=== Recorded information ===
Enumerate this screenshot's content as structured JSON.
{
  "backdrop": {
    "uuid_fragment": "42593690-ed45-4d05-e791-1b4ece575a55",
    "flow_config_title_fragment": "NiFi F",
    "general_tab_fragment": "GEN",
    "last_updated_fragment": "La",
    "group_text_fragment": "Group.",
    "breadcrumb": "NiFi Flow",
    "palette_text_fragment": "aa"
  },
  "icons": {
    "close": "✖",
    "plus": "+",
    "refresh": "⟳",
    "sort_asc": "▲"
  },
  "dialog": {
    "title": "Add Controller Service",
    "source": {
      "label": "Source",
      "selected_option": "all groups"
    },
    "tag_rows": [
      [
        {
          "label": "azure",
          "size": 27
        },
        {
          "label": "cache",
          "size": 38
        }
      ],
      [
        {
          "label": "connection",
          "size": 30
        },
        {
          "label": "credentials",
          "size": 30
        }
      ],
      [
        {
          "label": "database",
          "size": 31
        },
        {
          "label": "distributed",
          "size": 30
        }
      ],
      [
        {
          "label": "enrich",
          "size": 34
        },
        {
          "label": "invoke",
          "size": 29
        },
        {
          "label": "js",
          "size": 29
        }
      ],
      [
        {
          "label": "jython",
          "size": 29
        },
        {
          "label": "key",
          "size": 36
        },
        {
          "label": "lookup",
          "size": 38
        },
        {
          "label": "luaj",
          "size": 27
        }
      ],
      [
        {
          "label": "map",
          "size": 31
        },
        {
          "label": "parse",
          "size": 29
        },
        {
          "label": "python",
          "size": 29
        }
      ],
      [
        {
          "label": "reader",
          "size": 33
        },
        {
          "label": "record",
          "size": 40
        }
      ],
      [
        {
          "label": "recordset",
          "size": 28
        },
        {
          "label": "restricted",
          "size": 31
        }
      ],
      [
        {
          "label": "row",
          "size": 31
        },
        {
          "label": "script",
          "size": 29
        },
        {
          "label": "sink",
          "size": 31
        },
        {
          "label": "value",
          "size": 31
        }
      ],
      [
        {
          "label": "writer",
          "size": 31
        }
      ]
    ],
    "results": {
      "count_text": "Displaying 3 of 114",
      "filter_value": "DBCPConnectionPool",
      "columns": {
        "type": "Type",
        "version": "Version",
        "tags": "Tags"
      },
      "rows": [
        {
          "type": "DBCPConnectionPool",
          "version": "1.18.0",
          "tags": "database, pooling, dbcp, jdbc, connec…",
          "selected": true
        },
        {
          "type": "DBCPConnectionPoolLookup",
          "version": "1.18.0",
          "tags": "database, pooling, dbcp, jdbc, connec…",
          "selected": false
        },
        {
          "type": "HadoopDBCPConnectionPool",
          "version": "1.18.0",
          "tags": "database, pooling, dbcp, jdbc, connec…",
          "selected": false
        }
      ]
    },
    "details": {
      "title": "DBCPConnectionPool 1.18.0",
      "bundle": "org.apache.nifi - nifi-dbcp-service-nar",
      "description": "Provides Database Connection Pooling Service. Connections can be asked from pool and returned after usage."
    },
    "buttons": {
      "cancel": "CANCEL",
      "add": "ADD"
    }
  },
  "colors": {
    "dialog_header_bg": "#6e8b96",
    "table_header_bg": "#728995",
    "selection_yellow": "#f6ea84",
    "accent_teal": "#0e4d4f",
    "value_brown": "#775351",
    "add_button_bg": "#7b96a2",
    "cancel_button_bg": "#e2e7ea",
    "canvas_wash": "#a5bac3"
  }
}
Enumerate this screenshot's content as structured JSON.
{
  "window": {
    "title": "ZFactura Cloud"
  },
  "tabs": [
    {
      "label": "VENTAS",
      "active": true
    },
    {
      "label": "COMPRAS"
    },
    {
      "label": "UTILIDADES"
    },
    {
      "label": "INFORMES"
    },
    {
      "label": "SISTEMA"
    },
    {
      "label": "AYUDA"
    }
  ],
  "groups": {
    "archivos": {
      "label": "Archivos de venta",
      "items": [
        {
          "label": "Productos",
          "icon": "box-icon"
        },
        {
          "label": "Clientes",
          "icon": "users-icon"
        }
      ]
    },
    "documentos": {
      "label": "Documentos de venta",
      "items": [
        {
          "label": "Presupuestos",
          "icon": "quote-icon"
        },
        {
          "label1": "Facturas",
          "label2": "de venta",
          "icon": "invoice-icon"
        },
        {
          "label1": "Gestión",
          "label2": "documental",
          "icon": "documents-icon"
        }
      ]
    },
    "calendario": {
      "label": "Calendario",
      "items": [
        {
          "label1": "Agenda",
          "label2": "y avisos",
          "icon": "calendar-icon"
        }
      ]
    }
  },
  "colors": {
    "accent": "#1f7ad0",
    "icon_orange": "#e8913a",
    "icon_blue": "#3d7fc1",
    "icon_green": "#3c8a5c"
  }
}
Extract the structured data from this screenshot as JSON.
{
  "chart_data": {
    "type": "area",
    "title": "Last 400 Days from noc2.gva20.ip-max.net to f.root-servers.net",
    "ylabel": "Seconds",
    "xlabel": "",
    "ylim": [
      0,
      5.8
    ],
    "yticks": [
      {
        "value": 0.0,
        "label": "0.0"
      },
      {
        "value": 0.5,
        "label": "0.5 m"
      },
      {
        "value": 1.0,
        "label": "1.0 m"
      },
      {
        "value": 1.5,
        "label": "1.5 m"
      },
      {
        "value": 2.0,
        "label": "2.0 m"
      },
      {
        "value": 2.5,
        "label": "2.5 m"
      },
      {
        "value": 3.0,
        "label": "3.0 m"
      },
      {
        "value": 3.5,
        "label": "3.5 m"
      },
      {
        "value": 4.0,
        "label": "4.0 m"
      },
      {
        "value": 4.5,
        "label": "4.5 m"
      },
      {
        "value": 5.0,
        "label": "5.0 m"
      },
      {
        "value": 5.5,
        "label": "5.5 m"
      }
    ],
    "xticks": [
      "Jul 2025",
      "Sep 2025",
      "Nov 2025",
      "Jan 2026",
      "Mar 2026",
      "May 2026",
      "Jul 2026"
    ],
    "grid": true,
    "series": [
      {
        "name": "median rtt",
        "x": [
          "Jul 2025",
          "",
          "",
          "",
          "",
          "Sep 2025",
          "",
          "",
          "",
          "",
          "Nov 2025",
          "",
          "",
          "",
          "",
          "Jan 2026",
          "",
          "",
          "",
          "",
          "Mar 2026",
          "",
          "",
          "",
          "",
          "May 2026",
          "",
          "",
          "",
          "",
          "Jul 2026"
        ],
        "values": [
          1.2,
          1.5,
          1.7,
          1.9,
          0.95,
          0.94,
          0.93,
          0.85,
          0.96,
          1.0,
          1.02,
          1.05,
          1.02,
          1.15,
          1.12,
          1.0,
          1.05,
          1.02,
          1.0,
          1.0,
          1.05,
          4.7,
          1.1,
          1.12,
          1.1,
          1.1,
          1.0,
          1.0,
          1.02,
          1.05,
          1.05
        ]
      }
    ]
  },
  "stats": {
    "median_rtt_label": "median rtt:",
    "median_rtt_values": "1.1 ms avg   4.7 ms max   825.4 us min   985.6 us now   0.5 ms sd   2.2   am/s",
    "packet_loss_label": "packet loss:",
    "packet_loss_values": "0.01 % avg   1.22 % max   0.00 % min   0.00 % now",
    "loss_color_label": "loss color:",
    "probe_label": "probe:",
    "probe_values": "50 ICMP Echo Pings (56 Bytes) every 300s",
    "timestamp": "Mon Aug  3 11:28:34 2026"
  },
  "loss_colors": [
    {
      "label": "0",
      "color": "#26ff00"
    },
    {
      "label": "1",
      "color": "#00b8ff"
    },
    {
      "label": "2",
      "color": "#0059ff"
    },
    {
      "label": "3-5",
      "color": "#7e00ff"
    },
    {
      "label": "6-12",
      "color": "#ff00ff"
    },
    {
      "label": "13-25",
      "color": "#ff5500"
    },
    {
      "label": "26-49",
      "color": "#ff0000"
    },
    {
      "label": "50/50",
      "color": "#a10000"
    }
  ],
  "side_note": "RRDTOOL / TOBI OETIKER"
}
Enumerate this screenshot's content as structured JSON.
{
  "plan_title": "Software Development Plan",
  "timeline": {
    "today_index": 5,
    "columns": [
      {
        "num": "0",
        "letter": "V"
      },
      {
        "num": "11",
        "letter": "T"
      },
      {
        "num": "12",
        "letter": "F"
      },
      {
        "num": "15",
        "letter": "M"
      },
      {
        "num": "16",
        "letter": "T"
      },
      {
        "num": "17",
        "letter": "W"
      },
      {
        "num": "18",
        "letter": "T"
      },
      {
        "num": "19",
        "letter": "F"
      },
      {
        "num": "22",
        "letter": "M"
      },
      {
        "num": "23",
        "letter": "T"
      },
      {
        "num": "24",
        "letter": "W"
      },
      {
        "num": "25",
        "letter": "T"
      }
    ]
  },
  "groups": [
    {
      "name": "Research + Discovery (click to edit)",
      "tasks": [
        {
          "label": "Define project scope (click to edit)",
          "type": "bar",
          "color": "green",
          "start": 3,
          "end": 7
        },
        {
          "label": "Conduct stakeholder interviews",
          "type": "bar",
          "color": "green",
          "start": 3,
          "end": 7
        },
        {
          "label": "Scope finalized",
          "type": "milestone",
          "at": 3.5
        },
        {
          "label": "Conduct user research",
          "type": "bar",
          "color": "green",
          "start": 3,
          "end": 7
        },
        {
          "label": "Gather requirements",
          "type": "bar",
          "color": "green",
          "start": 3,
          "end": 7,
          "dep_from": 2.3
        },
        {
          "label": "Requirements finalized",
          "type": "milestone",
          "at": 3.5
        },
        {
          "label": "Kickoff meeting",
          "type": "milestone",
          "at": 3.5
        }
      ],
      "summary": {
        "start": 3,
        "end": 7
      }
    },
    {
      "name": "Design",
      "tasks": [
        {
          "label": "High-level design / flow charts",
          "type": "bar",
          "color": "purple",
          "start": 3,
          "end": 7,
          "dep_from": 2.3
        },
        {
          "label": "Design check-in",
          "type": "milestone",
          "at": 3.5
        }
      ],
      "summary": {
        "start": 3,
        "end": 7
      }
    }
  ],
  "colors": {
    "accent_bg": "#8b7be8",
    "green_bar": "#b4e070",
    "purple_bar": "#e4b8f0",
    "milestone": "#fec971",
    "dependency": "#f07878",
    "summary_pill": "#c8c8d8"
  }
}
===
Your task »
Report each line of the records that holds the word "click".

Output for this exercise »
      "name": "Research + Discovery (click to edit)",
          "label": "Define project scope (click to edit)",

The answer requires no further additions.